This is where card testing comes in.
Card testers create programs that automatically attempt to make a small payment with each card in a set, or to save it on a site as a validated payment source. Cards that are used or saved successfully can be sold to other bad actors who can use them to make larger purchases or manufacture counterfeit cards.
“Fraud in general is an ecosystem where you have different players that are doing different things in the value chain in order to ultimately make money,” said Will Megson, product lead for Radar.
Mass card testing is a problem for vendors and platforms aside from its role in abetting fraud. Vendors pay network fees for each transaction. These are small on a per-transaction basis, but add up when a site is suddenly used for thousands or even millions of card tests. Small merchants can go bankrupt due to card testing in just a few hours.
And that’s just the start. Even small card testing charges may be disputed by a cardholder, resulting in chargebacks which carry a host of costs for merchants: dispute fees, resolution fees, interchange fees, plus hours of work resolving it all. As a result, card networks can place merchants in high-risk categories, such as the Visa Fraud Monitoring Program or the Mastercard Excessive Fraud Merchant Compliance Program, which come with increased processing fees and merchant reserves.
“While these programs offer protective controls, they can be punitive,” said Megson.
The good news is that businesses can fight back with little effort on their part—Radar does the work for them.
In response to the card testing surge, Stripe engineers streamlined the flow of data from the Stripe network into Radar.
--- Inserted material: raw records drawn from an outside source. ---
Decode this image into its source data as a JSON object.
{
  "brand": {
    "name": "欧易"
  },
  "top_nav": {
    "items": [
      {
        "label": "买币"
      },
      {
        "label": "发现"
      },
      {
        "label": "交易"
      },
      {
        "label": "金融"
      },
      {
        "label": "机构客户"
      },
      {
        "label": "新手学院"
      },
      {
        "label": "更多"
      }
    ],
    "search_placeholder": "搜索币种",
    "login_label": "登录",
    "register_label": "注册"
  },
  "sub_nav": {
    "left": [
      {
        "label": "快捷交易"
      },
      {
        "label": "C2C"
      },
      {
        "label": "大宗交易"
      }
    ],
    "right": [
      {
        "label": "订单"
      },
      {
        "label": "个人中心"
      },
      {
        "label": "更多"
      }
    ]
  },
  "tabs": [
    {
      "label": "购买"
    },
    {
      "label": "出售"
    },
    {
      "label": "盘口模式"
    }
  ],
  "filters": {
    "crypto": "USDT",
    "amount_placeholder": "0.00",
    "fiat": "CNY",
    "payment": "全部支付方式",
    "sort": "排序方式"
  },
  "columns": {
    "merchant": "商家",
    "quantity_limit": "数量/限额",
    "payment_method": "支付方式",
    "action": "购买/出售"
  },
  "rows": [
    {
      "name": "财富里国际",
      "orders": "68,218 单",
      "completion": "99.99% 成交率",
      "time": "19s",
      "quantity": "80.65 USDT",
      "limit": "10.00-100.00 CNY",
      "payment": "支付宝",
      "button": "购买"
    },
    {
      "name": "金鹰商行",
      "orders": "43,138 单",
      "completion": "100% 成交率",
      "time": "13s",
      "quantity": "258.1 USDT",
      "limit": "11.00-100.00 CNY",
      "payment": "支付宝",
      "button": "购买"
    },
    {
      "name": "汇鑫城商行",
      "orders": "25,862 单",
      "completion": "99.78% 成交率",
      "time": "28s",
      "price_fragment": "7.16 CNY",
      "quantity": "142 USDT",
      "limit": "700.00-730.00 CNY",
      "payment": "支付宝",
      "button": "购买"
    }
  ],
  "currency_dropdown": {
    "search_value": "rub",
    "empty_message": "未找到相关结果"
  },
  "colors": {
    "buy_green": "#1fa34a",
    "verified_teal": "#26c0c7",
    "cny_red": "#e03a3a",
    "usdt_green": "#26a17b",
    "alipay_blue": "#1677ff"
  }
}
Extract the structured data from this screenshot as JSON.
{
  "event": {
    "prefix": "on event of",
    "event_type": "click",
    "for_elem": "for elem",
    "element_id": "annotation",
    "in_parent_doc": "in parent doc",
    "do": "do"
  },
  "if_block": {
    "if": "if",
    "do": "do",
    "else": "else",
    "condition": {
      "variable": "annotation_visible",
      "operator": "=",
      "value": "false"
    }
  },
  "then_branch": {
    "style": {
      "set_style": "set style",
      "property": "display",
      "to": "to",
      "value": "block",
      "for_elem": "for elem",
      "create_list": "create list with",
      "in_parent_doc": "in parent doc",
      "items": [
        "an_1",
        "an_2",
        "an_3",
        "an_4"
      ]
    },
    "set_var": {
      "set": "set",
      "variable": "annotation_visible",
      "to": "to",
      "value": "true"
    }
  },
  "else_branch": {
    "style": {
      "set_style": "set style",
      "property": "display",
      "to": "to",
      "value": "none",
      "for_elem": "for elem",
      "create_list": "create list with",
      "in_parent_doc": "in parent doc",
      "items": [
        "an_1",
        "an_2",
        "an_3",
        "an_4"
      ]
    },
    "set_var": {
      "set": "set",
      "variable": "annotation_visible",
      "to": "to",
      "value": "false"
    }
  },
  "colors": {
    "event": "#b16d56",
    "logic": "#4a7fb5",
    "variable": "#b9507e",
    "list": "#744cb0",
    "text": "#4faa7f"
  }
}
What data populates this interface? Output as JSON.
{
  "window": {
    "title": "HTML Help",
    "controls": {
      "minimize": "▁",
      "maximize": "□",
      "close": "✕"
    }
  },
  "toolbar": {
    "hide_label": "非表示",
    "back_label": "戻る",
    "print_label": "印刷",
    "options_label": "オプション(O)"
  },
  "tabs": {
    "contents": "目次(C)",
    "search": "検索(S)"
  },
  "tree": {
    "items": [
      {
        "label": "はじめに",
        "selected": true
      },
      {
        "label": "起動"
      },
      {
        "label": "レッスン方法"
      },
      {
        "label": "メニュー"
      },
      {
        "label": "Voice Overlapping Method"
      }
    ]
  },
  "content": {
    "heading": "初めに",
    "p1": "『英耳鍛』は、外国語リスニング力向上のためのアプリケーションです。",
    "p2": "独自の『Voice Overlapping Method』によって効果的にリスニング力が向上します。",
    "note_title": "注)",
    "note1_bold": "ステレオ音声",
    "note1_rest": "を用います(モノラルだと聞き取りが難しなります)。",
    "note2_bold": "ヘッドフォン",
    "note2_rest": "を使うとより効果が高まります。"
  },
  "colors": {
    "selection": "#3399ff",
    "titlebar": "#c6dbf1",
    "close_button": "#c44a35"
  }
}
This made it possible to launch upgraded models within an hour—accelerating a process that previously took a day or two and allowing Radar to adapt to fast-moving fraud trends.
“By leveraging Stripe’s machine learning and custom fraud rules, we've seen a decrease in our fraud rates and chargeback rates,” said Lourdes García, product manager at the online optical store Ben & Frank.
Stripe also built a new transaction-level card testing machine learning model. Doing so required developing new methods for accurately labeling card testing transactions, beyond the existing state of the art—a previously prohibitive step because card networks don’t provide card testing labels of any kind.
In addition to these machine learning improvements, Stripe introduced dozens of new rate limiters, which cap the number of requests the Stripe API will process in a short period of time. This step alone has blocked nearly 40 million card testing transactions this year.
“We’re getting much smarter about monitoring how card testing scripts interact with merchants,” said Megson.
Blocking more attacks
The results have been encouraging. So far this year, Radar has blocked an additional 400 million fraudulent transactions, cutting the number of card testing attacks that slip through in half—without increasing the rate at which legitimate transactions are misidentified as fraud.
“We were on the cusp of losing the ability to process payments due to the number of fraudulent transactions. That’s when we started using Radar, which allowed us to programmatically fight fraud and institute fine-grained ways to fight back against card testers,” said Matt Maier, CEO of AdBlock.
Stripe continues to invest in Radar by combining innovations in machine learning with real-world lessons from the fight against card testing. As card testing evolves, Radar will, too.